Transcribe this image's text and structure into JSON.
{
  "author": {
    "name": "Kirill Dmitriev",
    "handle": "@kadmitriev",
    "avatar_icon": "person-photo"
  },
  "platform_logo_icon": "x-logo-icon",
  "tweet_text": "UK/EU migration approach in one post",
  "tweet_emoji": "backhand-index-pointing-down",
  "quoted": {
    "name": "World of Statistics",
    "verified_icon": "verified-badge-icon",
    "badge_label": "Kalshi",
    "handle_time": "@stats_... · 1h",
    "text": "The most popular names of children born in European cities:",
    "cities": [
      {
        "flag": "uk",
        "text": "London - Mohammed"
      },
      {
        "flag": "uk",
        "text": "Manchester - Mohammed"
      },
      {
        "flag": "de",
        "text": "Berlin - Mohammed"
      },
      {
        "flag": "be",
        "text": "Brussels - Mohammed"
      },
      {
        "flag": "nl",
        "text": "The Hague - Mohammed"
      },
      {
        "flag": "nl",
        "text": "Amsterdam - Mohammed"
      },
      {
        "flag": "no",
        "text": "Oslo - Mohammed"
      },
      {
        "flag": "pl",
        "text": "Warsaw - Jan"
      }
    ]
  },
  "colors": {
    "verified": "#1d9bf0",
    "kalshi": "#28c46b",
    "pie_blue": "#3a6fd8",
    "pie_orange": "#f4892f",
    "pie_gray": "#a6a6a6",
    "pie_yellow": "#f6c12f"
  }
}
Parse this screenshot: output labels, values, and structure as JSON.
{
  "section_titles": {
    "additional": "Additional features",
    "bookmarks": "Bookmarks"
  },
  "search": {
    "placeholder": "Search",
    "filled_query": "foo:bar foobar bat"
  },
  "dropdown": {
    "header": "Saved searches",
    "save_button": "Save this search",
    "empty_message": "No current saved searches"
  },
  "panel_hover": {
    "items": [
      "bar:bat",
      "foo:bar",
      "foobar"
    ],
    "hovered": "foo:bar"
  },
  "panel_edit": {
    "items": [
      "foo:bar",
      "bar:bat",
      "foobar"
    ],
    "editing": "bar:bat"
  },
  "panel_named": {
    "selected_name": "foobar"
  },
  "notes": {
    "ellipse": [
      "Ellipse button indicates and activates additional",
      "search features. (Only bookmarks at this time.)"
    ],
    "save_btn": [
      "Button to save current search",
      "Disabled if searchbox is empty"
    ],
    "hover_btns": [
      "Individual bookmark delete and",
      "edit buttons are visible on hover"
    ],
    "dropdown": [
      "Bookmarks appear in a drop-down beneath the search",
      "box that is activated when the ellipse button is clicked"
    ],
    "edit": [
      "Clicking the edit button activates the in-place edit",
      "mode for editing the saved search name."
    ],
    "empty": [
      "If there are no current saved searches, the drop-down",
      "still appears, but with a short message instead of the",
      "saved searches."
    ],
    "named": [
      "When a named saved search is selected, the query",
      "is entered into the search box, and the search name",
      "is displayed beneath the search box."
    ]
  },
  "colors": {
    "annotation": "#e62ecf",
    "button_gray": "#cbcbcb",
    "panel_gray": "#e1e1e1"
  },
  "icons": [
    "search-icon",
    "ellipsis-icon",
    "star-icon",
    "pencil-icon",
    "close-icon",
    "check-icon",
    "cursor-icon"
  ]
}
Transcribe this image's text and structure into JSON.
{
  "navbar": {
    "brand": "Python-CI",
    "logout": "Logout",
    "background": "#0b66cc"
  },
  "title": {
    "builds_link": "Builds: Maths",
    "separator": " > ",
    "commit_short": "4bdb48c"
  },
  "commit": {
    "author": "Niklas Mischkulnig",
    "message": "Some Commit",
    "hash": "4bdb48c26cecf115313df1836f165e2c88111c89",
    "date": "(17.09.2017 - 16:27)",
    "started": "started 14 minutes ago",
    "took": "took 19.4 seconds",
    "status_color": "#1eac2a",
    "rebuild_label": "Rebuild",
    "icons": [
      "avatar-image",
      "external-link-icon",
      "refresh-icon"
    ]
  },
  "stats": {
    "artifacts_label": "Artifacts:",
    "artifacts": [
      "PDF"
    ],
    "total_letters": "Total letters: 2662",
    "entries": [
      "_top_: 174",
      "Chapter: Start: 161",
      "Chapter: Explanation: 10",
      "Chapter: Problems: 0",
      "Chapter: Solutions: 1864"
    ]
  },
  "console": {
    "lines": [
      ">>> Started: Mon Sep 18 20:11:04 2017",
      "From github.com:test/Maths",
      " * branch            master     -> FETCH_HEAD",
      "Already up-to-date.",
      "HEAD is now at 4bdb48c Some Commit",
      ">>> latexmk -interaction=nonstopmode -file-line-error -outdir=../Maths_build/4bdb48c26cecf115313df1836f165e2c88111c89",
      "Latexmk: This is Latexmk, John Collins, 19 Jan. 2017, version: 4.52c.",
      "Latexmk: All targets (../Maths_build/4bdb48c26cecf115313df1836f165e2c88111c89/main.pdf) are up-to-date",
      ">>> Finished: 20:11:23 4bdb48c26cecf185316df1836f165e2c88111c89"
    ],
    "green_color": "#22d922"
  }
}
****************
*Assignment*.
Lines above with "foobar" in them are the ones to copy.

*Answer area*.
    "filled_query": "foo:bar foobar bat"
      "foobar"
      "foobar"
    "selected_name": "foobar"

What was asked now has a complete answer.